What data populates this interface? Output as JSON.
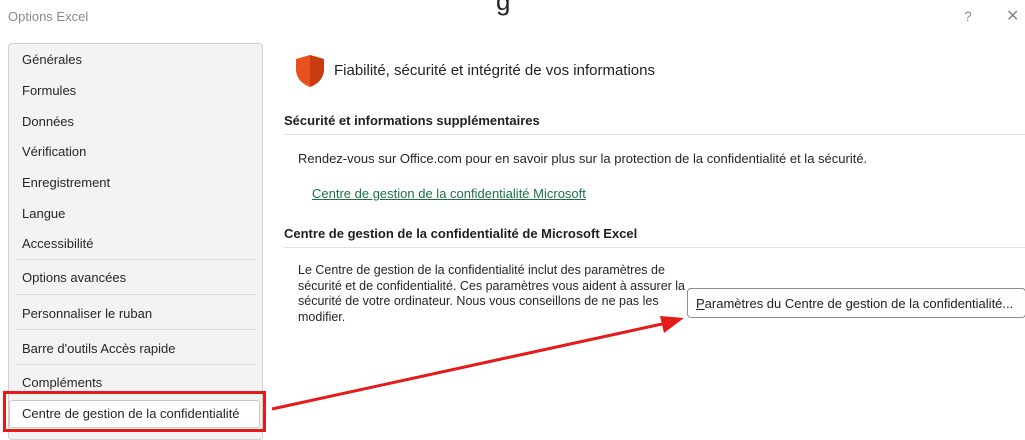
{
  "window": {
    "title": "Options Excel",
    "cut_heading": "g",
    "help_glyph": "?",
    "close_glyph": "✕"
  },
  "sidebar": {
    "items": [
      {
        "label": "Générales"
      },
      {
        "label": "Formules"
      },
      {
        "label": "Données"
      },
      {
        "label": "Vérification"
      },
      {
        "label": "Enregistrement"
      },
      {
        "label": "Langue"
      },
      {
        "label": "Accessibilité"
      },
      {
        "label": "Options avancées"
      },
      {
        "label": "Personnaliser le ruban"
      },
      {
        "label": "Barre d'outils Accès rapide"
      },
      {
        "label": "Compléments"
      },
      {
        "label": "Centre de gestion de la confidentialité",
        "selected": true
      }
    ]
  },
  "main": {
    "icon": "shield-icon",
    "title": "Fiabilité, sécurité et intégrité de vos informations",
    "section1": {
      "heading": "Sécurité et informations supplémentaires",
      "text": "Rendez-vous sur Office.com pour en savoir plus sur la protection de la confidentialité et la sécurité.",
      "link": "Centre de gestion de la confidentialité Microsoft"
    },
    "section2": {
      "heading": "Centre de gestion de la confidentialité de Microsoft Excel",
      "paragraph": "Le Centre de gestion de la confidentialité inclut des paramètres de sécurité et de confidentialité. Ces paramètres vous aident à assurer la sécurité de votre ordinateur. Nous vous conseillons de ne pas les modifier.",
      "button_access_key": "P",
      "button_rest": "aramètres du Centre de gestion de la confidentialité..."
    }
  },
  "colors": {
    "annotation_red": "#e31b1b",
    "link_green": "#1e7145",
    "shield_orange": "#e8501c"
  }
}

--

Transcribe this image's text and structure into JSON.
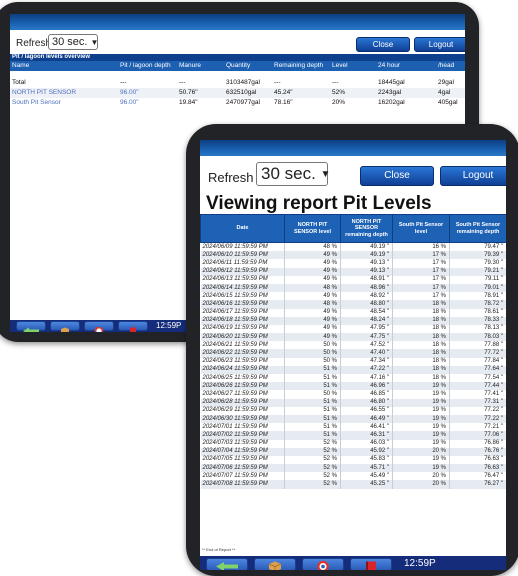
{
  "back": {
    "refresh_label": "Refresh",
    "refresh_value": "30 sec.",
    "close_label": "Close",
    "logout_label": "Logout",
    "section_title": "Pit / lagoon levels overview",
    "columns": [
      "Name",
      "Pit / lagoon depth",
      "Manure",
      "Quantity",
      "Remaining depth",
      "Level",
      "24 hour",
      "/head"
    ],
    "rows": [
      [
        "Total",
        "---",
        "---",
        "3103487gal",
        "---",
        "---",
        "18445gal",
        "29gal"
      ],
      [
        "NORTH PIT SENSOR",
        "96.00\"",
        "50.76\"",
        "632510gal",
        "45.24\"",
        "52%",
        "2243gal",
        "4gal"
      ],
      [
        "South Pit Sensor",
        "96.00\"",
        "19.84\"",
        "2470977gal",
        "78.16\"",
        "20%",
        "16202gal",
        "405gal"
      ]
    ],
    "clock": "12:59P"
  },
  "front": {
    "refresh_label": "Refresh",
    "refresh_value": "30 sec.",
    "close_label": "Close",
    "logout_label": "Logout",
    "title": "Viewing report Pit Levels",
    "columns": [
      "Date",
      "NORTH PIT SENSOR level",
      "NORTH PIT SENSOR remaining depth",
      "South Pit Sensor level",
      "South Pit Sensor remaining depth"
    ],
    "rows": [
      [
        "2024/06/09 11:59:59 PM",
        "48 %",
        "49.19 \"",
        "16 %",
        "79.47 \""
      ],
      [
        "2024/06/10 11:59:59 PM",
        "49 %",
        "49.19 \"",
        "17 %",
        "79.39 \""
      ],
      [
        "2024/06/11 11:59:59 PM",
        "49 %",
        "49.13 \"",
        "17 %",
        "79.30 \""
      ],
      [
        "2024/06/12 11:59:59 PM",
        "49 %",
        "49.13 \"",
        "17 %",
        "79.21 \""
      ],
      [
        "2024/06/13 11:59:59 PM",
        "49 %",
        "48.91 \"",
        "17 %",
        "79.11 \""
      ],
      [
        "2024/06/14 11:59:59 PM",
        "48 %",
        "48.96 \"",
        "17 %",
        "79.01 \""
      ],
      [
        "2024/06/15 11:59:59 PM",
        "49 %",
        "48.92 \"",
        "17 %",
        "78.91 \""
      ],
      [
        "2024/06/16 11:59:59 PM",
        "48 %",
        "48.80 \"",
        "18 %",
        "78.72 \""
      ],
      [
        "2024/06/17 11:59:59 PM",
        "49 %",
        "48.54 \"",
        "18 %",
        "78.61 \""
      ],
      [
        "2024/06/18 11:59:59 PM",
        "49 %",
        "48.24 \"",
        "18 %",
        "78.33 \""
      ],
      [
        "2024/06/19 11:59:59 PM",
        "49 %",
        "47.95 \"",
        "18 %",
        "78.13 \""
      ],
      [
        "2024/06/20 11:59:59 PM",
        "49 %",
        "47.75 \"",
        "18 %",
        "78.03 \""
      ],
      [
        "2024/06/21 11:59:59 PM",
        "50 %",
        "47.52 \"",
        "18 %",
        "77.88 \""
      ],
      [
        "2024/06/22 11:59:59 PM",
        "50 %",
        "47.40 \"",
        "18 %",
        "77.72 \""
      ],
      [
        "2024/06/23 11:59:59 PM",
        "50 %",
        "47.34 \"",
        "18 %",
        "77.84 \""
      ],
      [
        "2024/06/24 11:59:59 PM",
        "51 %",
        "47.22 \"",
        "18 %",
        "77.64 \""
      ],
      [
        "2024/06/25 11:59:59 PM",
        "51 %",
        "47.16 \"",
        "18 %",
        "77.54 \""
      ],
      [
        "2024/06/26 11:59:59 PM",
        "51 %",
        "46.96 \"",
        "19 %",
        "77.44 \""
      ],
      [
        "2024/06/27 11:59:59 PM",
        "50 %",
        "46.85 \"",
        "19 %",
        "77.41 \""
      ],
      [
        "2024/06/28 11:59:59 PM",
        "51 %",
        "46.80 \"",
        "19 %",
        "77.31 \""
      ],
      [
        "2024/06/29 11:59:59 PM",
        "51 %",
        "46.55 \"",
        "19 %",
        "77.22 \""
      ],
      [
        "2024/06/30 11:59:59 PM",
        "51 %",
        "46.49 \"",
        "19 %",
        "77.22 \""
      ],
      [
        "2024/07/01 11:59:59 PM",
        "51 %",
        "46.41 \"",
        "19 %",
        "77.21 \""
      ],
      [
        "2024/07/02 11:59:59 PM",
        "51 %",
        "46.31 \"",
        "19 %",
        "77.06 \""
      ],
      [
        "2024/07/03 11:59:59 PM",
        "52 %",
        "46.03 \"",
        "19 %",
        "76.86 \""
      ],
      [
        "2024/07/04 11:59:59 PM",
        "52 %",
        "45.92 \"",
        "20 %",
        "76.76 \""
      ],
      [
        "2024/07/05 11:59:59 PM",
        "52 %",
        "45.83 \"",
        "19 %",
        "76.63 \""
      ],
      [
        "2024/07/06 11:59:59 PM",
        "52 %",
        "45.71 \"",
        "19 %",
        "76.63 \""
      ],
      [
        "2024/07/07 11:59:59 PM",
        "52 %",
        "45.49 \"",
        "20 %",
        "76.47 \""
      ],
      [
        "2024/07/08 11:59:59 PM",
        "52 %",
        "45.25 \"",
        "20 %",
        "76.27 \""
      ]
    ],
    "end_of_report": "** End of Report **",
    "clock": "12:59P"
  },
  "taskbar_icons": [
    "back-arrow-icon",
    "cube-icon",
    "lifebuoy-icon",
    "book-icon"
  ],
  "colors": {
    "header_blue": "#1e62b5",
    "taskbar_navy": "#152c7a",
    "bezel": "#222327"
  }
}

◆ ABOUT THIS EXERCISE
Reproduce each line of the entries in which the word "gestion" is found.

◆ PROBLEM SOLUTION
        "label": "Centre de gestion de la confidentialité",
      "link": "Centre de gestion de la confidentialité Microsoft"
      "heading": "Centre de gestion de la confidentialité de Microsoft Excel",
      "paragraph": "Le Centre de gestion de la confidentialité inclut des paramètres de sécurité et de confidentialité. Ces paramètres vous aident à assurer la sécurité de votre ordinateur. Nous vous conseillons de ne pas les modifier.",
      "button_rest": "aramètres du Centre de gestion de la confidentialité..."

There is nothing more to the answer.